CONTENT

1. Background Mathematics -- 1.1 Introduction -- 1.2 Vector and Matrix Norms -- 1.3 Gerschgorinโ{128}{153}s Theorems -- 1.4 Iterative Solution of Linear Algebraic Equations -- 1.5 Further Results on Eigenvalues and Eigenvectors -- 1.6 Classification of Second Order Partial Differential Equations -- 2. Finite Differences and Parabolic Equations -- 2.1 Finite Difference Approximations to Derivatives -- 2.2 Parabolic Equations -- 2.3 Local Truncation Error -- 2.4 Consistency -- 2.5 Convergence -- 2.6 Stability -- 2.7 The Crank-Nicolson Implicit Method -- 2.8 Parabolic Equations in Cylindrical and Spherical Polar Coordinates -- 3. Hyperbolic Equations and Characteristics -- 3.1 First Order Quasi-linear Equations -- 3.2 Lax-Wendroff and Wendroff Methods -- 3.3 Second Order Quasi-linear Hyperbolic Equations -- 3.4 Reetangular Nets and Finite Difference Methods for Second Order Hyperbolic Equations -- 4. Elliptic Equations -- 4.1 Laplaceโ{128}{153}s Equation -- 4.2 Curved Boundaries -- 4.3 Solution of Sparse Systems of Linear Equations -- 5. Finite Element Method for Ordinary Differential Equations -- 5.1 Introduction -- 5.2 The Collocation Method -- 5.3 The Least Squares Method -- 5.4 The Galerkin Method -- 5.5 Symmetrie Variational Forrnulation -- 5.6 Finite Element Method -- 5.7 Some Worked Examples -- 6. Finite Elements for Partial Differential Equations -- 6.1 Introduction -- 6.2 Variational Methods -- 6.3 Some Specific Elements -- 6.4 Assembly of the Elements -- 6.5 Worked Example -- 6.6 A General Variational Principle -- 6.7 Assembly and Solution -- 6.8 Solution of the Worked Example -- 6.9 Further Interpolation Functions -- 6.10 Quadrature Methods and Storage Considerations -- 6.11 Boundary Element Method -- A. Solutions to Exercises -- References and Further Reading

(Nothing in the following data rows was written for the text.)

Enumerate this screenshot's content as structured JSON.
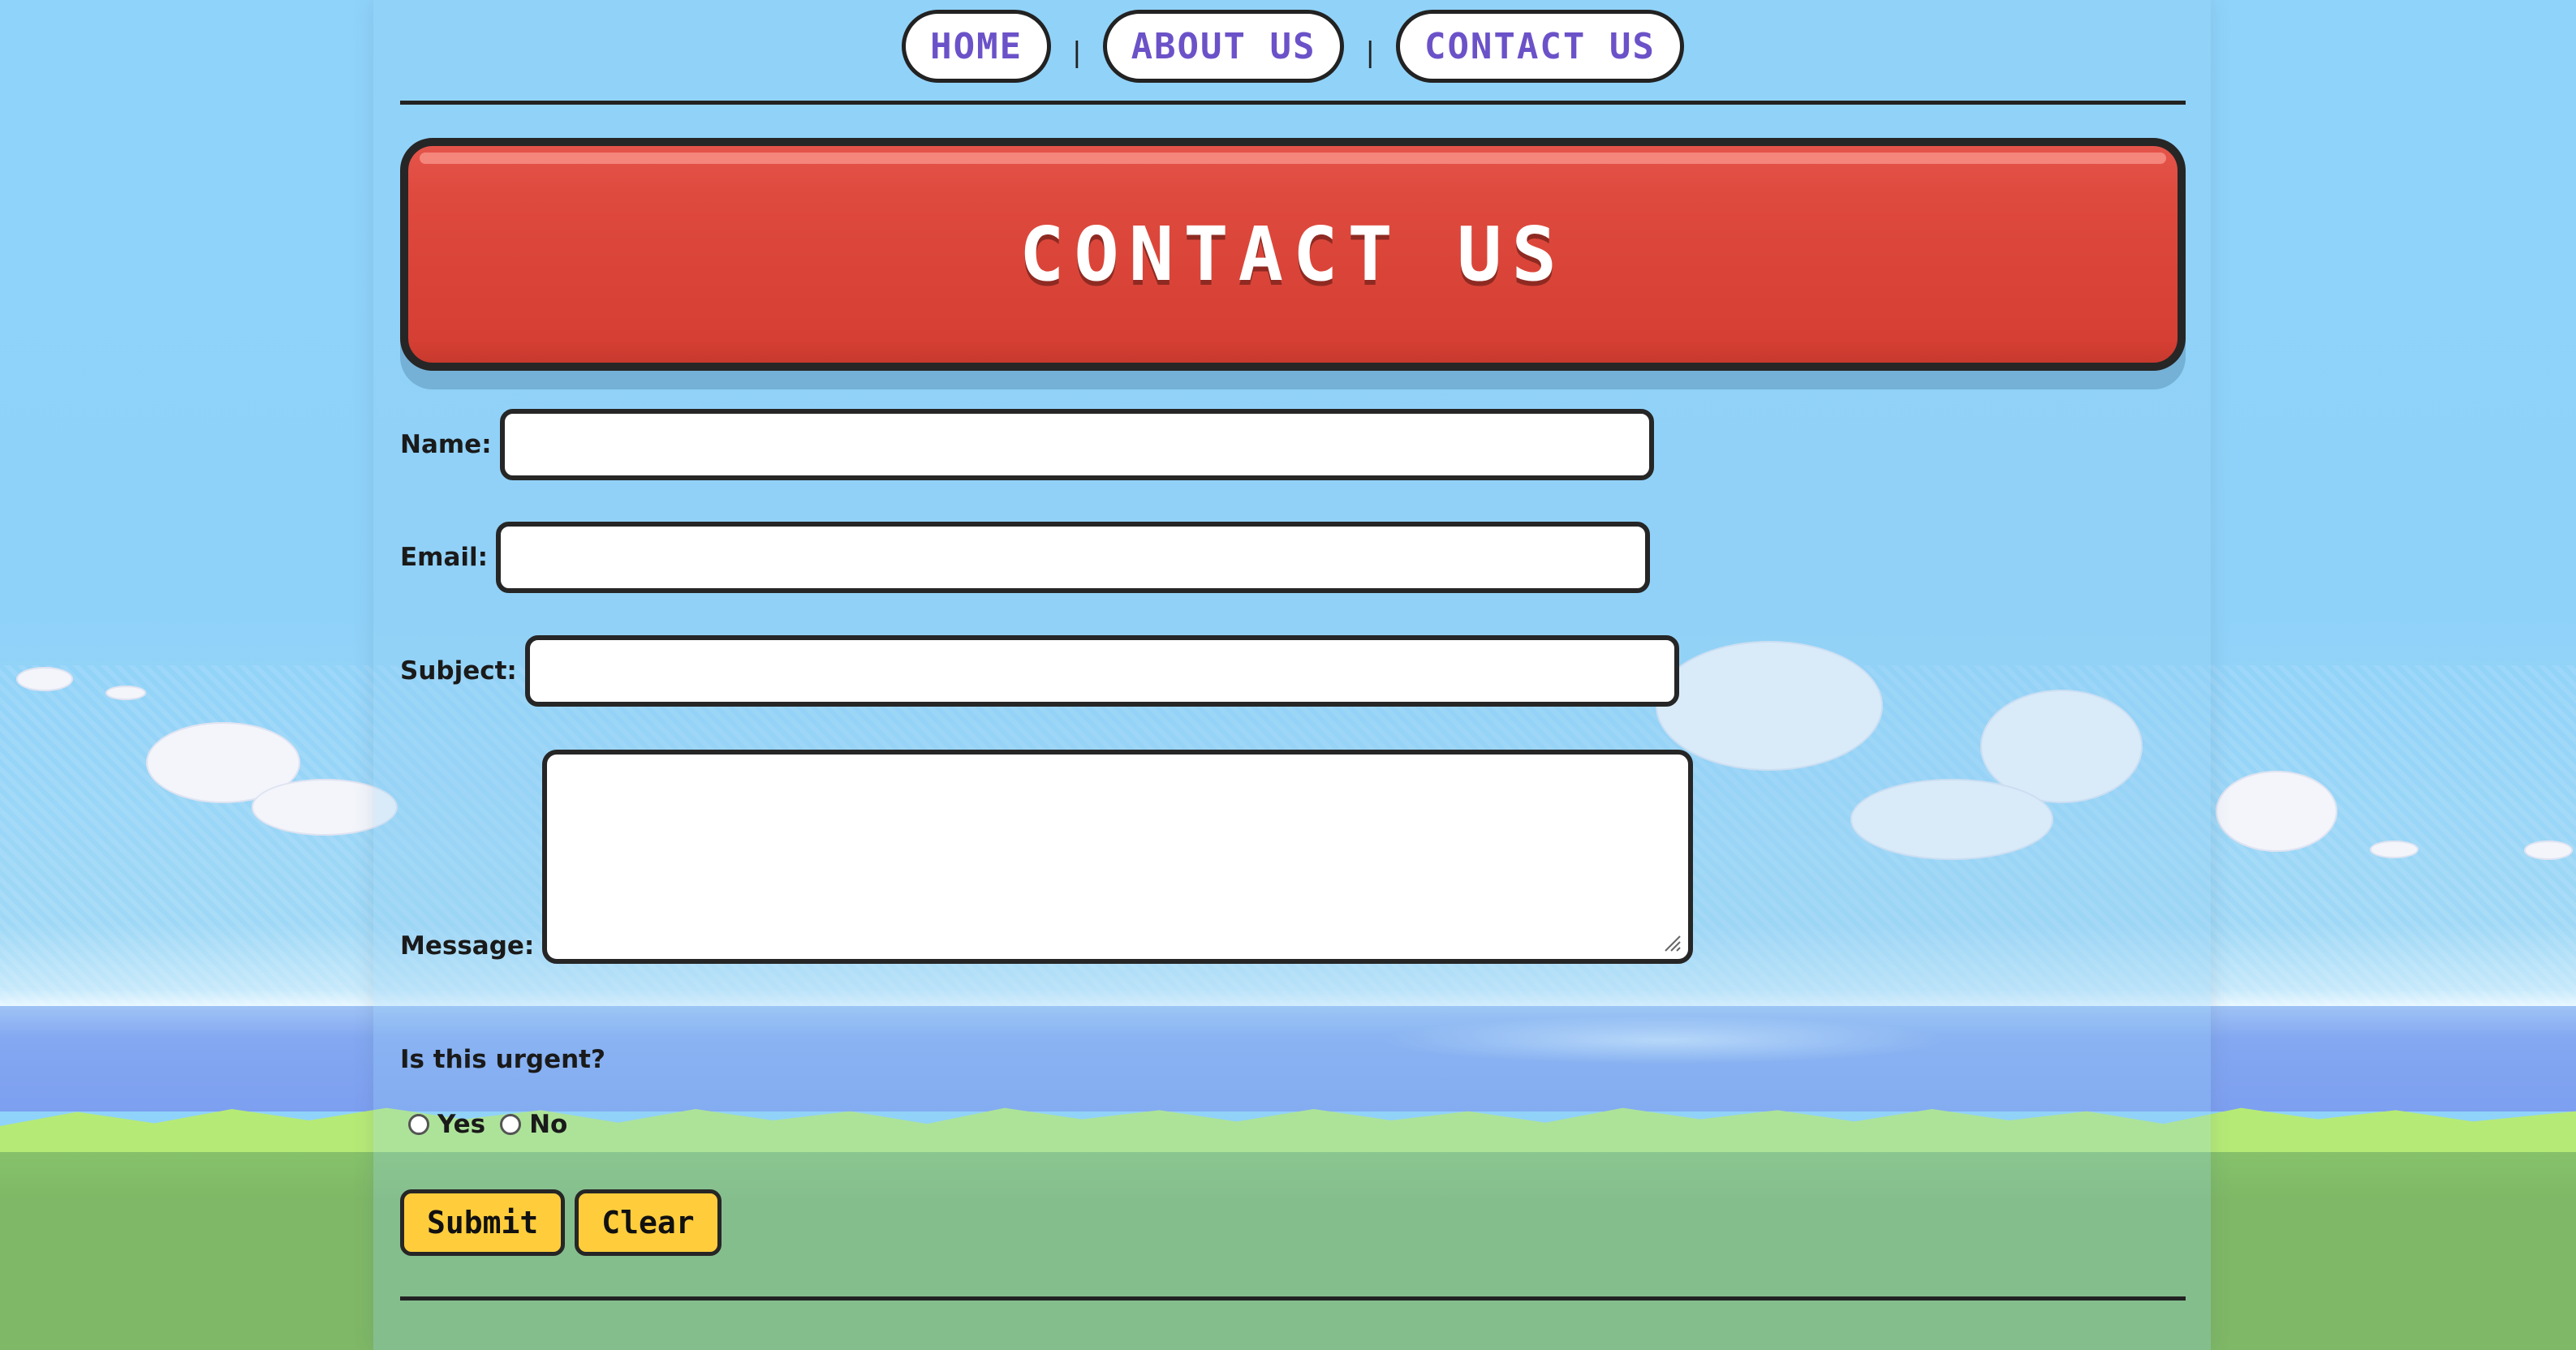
{
  "nav": {
    "items": [
      {
        "label": "HOME"
      },
      {
        "label": "ABOUT US"
      },
      {
        "label": "CONTACT US"
      }
    ],
    "separator": "|"
  },
  "banner": {
    "title": "CONTACT US"
  },
  "form": {
    "name_label": "Name:",
    "email_label": "Email:",
    "subject_label": "Subject:",
    "message_label": "Message:",
    "name_value": "",
    "email_value": "",
    "subject_value": "",
    "message_value": "",
    "urgent_question": "Is this urgent?",
    "urgent_options": [
      {
        "label": "Yes",
        "selected": false
      },
      {
        "label": "No",
        "selected": false
      }
    ],
    "submit_label": "Submit",
    "clear_label": "Clear"
  },
  "colors": {
    "nav_text": "#6b52c8",
    "banner_red": "#d63f33",
    "button_yellow": "#ffcd3c",
    "border_dark": "#262626",
    "sky": "#8fd3fa"
  },
  "icons": {
    "resize_grip": "resize-grip-icon"
  }
}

Mathematics
Mathematical analysis
Analysis (Mathematics)
Numerical analysis
Mathematics
Numerical Analysis
Analysis